I think every book lover or avid reader at some point needs to admit to his/herself that they will not read certain works, for one reason or another. I will never read Middlemarch. I’m not a fan of realism nor do I enjoy novels set in rural places. There are several others I will never read, but that’s the only one that comes to mind immediately.

Angharad LateBloomer says:

Oddly I only read for enjoyment these days or knowledge so the majority of the books you talk about I will probably never read. I am ok with that. I could ask you if you are going to read plays and perform in them. That is one thing I do. But if not everyone wants to do that even if they are curious I think the world will keep going and people can push themselves if they like. I must admit sometimes I think I must be missing out as I have not read more than a few pages of infinite jest but at this point I find the explanations of it to be kind of scary and creepy. I do not believe I will ever fully read Stephen King’s “It” either as it is super long and apparently has many very disturbing things in it. Not gonna miss that horrifying me. Maybe I am a little jaded as I find enough weird shit in the world outside of fiction. Enough terror and fucked up things and unhappiness-es and stresses. I don’t want to learn about more or escape to them really intentionally. Just living and not always distracting yourself from reality is quite scary enough for me a lot of my days.

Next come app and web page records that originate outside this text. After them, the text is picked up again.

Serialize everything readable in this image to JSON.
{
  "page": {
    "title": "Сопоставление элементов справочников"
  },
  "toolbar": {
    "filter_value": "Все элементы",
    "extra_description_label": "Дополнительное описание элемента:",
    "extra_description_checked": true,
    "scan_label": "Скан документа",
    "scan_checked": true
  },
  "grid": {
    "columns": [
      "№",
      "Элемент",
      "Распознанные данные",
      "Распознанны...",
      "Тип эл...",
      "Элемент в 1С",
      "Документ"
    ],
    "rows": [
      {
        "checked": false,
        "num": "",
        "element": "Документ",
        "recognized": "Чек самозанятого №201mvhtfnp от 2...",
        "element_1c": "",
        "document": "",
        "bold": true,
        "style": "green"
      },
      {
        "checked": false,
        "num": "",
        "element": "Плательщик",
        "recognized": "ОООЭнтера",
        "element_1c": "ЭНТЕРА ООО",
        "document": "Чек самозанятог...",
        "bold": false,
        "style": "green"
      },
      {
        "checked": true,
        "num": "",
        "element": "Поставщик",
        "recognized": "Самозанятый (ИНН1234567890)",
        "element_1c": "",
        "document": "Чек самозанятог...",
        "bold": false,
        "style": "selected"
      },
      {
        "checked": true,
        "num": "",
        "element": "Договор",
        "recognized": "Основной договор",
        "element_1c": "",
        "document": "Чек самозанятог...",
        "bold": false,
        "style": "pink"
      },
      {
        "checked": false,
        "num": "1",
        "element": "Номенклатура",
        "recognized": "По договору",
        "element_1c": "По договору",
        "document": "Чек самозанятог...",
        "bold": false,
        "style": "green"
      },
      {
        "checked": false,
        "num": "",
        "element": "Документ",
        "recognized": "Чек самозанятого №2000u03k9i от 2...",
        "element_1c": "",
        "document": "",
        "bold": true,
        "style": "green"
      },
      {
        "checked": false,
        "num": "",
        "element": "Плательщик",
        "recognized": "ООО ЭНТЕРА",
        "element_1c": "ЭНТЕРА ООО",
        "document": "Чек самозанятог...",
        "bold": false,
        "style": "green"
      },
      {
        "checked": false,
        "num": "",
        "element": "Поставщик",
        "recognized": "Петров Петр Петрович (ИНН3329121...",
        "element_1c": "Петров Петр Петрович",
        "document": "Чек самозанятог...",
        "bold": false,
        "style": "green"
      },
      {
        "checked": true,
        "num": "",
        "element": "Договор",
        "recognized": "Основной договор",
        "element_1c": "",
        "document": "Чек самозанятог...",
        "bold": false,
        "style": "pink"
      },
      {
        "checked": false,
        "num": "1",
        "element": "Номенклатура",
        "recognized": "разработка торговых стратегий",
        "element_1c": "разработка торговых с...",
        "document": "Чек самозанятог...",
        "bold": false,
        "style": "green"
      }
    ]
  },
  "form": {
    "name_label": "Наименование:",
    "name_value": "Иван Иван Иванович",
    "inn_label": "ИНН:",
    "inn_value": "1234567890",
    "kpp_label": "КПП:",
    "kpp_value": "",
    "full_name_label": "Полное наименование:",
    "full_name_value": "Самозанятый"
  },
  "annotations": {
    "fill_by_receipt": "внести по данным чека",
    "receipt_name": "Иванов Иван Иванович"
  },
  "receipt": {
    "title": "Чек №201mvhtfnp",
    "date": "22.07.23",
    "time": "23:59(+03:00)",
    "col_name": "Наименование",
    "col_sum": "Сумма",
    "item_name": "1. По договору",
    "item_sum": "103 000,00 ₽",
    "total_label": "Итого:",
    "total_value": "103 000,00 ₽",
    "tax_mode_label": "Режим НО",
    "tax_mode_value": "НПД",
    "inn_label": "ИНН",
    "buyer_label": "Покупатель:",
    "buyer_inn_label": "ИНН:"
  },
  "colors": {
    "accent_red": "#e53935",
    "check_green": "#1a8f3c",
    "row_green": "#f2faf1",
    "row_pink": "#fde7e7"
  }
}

Angharad LateBloomer says:

I think it’s ok to admit you aren’t going to read something or to not do that. You can always change your mind or stick to it. What harm is either? You can push yourself and still find there are many things you don’t even care to get to or to challenge your way through. Right. Well that’s my view, even if it’s your job to read.

smashmouthrocks says:

Anything by Ayn Rand, not for her political views but because she’s too preachy in her novels.

george hub says:

A book such as Middlemarch needs to be read through at least twice to fully appreciate. Wake needs a few more as it’s like learning a new language.

Flaubert was convinced one would attain a better education reading certain masterpieces thoroughly, as opposed to constantly consuming new material. The more time I spend rediscovering books like Middlemarch or Ulysses, the more I agree with him. Whether or not Wake is as intrinsically valuable as Ulysses, I couldn’t say, but to spend more time with Joyce than say, Chabon, seems a no brainer to me.

sobrashy says:

The Comedians by Graham Greene

 Write a comment


Do you like our videos?
Do you want to see more like that?

Please click below to support us on Facebook!